All of the data must be returned word for word.

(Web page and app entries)

┌──

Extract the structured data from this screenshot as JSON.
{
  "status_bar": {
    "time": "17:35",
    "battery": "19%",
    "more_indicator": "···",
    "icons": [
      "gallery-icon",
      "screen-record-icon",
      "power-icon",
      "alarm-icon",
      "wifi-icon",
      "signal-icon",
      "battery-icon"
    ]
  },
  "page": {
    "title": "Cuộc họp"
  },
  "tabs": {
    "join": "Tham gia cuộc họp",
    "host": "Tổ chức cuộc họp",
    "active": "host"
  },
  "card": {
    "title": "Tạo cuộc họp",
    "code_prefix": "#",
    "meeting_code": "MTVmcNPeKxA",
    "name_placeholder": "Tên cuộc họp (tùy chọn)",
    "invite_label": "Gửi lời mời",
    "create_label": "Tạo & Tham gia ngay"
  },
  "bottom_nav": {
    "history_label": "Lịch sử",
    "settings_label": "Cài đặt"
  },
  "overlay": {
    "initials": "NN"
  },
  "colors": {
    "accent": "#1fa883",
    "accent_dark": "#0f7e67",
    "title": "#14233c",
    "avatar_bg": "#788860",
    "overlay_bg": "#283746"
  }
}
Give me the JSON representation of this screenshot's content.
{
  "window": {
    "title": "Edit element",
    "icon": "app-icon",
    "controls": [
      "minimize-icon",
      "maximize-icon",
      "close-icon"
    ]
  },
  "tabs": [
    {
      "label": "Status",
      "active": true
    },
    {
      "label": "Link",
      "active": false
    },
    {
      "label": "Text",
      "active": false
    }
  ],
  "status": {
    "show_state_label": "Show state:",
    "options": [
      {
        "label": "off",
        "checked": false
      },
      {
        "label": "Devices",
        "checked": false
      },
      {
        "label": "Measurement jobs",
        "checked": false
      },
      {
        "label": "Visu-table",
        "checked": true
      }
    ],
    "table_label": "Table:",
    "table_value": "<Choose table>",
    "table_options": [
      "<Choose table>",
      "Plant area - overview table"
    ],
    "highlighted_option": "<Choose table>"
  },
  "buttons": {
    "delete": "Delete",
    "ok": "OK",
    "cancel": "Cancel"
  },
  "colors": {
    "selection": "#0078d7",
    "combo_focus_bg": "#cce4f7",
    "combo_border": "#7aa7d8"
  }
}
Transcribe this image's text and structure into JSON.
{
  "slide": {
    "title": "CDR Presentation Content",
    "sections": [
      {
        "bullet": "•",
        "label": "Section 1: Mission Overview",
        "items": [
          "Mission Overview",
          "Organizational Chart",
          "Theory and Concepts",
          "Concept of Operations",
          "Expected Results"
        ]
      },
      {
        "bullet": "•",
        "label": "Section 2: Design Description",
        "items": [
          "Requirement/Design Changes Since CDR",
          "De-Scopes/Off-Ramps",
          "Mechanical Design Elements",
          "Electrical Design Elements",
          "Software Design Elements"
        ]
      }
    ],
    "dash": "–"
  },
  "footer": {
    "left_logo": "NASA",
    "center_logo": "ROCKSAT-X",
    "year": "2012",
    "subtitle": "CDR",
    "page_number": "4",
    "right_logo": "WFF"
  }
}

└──

Solution for this problem:
Extract the structured data from this screenshot as JSON.
{
  "status_bar": {
    "time": "17:35",
    "battery": "19%",
    "more_indicator": "···",
    "icons": [
      "gallery-icon",
      "screen-record-icon",
      "power-icon",
      "alarm-icon",
      "wifi-icon",
      "signal-icon",
      "battery-icon"
    ]
  },
  "page": {
    "title": "Cuộc họp"
  },
  "tabs": {
    "join": "Tham gia cuộc họp",
    "host": "Tổ chức cuộc họp",
    "active": "host"
  },
  "card": {
    "title": "Tạo cuộc họp",
    "code_prefix": "#",
    "meeting_code": "MTVmcNPeKxA",
    "name_placeholder": "Tên cuộc họp (tùy chọn)",
    "invite_label": "Gửi lời mời",
    "create_label": "Tạo & Tham gia ngay"
  },
  "bottom_nav": {
    "history_label": "Lịch sử",
    "settings_label": "Cài đặt"
  },
  "overlay": {
    "initials": "NN"
  },
  "colors": {
    "accent": "#1fa883",
    "accent_dark": "#0f7e67",
    "title": "#14233c",
    "avatar_bg": "#788860",
    "overlay_bg": "#283746"
  }
}
Give me the JSON representation of this screenshot's content.
{
  "window": {
    "title": "Edit element",
    "icon": "app-icon",
    "controls": [
      "minimize-icon",
      "maximize-icon",
      "close-icon"
    ]
  },
  "tabs": [
    {
      "label": "Status",
      "active": true
    },
    {
      "label": "Link",
      "active": false
    },
    {
      "label": "Text",
      "active": false
    }
  ],
  "status": {
    "show_state_label": "Show state:",
    "options": [
      {
        "label": "off",
        "checked": false
      },
      {
        "label": "Devices",
        "checked": false
      },
      {
        "label": "Measurement jobs",
        "checked": false
      },
      {
        "label": "Visu-table",
        "checked": true
      }
    ],
    "table_label": "Table:",
    "table_value": "<Choose table>",
    "table_options": [
      "<Choose table>",
      "Plant area - overview table"
    ],
    "highlighted_option": "<Choose table>"
  },
  "buttons": {
    "delete": "Delete",
    "ok": "OK",
    "cancel": "Cancel"
  },
  "colors": {
    "selection": "#0078d7",
    "combo_focus_bg": "#cce4f7",
    "combo_border": "#7aa7d8"
  }
}
Transcribe this image's text and structure into JSON.
{
  "slide": {
    "title": "CDR Presentation Content",
    "sections": [
      {
        "bullet": "•",
        "label": "Section 1: Mission Overview",
        "items": [
          "Mission Overview",
          "Organizational Chart",
          "Theory and Concepts",
          "Concept of Operations",
          "Expected Results"
        ]
      },
      {
        "bullet": "•",
        "label": "Section 2: Design Description",
        "items": [
          "Requirement/Design Changes Since CDR",
          "De-Scopes/Off-Ramps",
          "Mechanical Design Elements",
          "Electrical Design Elements",
          "Software Design Elements"
        ]
      }
    ],
    "dash": "–"
  },
  "footer": {
    "left_logo": "NASA",
    "center_logo": "ROCKSAT-X",
    "year": "2012",
    "subtitle": "CDR",
    "page_number": "4",
    "right_logo": "WFF"
  }
}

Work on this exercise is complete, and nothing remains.